EXERCISE DATA:
━━━━━━━━━━━━━━━━
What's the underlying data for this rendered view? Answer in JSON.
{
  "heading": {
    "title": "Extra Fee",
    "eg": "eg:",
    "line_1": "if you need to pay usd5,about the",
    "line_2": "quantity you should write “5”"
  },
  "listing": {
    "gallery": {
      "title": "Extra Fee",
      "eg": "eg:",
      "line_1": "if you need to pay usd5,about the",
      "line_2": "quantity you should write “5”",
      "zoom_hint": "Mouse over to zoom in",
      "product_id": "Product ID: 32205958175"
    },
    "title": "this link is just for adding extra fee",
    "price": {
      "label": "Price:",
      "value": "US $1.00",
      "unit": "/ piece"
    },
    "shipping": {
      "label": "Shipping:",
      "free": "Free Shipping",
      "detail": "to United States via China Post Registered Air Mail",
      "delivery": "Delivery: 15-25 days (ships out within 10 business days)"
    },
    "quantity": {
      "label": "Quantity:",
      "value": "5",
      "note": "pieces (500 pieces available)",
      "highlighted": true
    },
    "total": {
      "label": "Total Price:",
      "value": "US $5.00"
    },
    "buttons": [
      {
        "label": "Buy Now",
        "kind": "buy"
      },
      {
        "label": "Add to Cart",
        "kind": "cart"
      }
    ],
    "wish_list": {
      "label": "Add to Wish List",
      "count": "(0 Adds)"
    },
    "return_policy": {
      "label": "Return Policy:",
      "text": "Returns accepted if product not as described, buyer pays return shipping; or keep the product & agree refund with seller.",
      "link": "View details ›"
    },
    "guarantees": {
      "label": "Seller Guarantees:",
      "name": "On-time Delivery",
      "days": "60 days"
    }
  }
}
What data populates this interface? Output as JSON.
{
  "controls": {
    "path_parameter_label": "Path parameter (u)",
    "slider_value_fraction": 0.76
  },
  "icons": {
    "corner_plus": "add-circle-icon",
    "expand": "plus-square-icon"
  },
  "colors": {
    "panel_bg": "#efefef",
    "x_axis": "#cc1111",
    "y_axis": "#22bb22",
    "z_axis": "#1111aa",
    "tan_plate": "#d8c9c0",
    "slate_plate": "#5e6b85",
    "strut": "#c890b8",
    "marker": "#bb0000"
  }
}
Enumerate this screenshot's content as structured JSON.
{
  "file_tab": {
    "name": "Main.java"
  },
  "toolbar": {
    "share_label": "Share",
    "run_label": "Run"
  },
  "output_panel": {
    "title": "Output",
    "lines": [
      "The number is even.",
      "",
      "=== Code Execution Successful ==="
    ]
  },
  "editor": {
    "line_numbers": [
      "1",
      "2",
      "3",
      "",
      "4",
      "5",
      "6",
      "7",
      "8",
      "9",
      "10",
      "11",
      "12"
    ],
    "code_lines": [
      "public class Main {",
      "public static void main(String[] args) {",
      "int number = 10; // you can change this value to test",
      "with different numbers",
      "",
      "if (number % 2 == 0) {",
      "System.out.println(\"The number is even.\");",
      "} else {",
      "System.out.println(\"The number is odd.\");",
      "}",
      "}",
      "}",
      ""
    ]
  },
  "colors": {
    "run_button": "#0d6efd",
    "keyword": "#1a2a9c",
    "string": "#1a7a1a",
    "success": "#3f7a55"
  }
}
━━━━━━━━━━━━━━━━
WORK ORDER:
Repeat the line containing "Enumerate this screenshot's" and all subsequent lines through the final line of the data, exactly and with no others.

OUTPUT FOR THIS EXERCISE:
Enumerate this screenshot's content as structured JSON.
{
  "file_tab": {
    "name": "Main.java"
  },
  "toolbar": {
    "share_label": "Share",
    "run_label": "Run"
  },
  "output_panel": {
    "title": "Output",
    "lines": [
      "The number is even.",
      "",
      "=== Code Execution Successful ==="
    ]
  },
  "editor": {
    "line_numbers": [
      "1",
      "2",
      "3",
      "",
      "4",
      "5",
      "6",
      "7",
      "8",
      "9",
      "10",
      "11",
      "12"
    ],
    "code_lines": [
      "public class Main {",
      "public static void main(String[] args) {",
      "int number = 10; // you can change this value to test",
      "with different numbers",
      "",
      "if (number % 2 == 0) {",
      "System.out.println(\"The number is even.\");",
      "} else {",
      "System.out.println(\"The number is odd.\");",
      "}",
      "}",
      "}",
      ""
    ]
  },
  "colors": {
    "run_button": "#0d6efd",
    "keyword": "#1a2a9c",
    "string": "#1a7a1a",
    "success": "#3f7a55"
  }
}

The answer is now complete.